Fantasy Variations opens with a lush orchestration, but rather quickly asserts a chromatic dissonance as it branches off into the 13 continuous variations. Kay, however, never challenges the listener’s comprehension as he judiciously employs tone clusters and other atonal effects. The overall work is melodic, ebbing and flowing between intricate counterpoint and harmonic unity. Umbrian Scene, according to the liner notes, was commissioned for the New Orleans Philharmonic Symphony by Edward Benjamin, who had established an Award for Restful Music, i.e., music that conformed to his personal ideals of beauty. Kay accepted the challenge, recalling his ‘restful’ time spent in the Italy, “enjoying the glorious choral singing there in the old chapels of Umbia.” The rather mystical opening bars of Umbrian Scene do have a meditative quality, but there’s also a dissonant edge that seems to portend a lurking danger in the bucolic landscape. The climax is anything but restful, with strident horns and pounding timpani, but as the work closes the penultimate chords resolve to the tonic.

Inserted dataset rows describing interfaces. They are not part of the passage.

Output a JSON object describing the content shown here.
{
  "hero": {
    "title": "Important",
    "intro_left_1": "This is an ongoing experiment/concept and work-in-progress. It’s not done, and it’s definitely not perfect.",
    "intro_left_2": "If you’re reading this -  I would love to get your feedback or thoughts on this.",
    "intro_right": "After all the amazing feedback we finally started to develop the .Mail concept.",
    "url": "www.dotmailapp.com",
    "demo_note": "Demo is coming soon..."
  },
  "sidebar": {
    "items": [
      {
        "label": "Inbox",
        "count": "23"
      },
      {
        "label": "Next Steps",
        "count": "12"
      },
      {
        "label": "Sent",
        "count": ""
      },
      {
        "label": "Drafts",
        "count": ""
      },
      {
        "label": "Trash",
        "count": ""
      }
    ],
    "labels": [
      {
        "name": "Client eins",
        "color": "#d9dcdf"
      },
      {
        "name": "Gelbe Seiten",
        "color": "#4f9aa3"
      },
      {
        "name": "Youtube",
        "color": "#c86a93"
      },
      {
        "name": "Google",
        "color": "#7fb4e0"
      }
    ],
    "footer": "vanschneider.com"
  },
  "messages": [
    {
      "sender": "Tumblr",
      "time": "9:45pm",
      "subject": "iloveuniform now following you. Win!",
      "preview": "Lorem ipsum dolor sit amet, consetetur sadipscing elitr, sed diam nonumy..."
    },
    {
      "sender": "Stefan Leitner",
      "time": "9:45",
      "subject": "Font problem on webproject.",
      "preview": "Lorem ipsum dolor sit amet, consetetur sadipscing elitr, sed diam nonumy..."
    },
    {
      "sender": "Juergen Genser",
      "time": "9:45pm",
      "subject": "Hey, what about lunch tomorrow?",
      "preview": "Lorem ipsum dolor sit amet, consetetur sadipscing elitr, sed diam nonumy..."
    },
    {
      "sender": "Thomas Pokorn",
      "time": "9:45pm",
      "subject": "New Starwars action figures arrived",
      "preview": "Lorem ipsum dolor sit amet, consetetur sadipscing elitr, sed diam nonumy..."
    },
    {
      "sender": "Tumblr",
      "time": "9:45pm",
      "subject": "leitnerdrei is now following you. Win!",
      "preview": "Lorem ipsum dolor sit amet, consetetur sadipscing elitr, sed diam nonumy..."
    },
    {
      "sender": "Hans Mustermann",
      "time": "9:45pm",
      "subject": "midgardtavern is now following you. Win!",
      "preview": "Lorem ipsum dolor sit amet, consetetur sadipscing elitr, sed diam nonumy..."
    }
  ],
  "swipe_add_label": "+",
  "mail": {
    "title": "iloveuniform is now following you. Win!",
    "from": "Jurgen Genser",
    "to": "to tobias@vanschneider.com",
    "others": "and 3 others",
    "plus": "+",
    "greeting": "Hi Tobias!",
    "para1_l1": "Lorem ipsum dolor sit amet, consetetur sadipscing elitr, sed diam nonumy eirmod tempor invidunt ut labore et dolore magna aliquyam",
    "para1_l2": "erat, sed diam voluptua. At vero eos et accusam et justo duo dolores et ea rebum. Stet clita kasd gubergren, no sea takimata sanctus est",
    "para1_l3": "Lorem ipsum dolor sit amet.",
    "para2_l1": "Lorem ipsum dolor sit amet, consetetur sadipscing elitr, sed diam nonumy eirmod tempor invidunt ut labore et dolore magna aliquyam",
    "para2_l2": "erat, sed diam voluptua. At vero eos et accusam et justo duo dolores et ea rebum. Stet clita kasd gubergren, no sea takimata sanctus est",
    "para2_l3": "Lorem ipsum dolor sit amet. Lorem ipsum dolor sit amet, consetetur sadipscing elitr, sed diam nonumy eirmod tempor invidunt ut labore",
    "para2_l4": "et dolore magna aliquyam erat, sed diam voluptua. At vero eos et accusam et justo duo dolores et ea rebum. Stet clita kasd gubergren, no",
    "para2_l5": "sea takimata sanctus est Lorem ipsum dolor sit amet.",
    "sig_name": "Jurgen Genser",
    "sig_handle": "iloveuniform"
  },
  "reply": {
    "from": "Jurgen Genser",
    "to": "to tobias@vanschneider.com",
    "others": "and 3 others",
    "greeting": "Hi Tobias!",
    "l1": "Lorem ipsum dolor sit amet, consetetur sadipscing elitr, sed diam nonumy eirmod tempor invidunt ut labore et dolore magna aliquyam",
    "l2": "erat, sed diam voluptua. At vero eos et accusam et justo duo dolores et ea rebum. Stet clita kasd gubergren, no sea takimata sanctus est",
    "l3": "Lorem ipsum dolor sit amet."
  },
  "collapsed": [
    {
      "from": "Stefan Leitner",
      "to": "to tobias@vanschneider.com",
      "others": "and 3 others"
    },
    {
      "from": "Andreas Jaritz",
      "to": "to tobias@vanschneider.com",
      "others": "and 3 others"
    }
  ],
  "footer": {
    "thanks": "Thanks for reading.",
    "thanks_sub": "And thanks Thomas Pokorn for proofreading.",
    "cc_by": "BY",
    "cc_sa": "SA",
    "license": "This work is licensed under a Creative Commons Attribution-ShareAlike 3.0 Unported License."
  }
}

The ORF Vienna Radio Symphony Orchestra and Arthur Fagan give a fantastic reading of these works by William L. Dawson and Ulysses Kay, providing something of a time capsule into the lives of two prominent African American composers in the 1960s. These works certainly stand the test of time and deserve to be programmed and performed with greater frequency.
Reviewed by Brenda Nelson-Strauss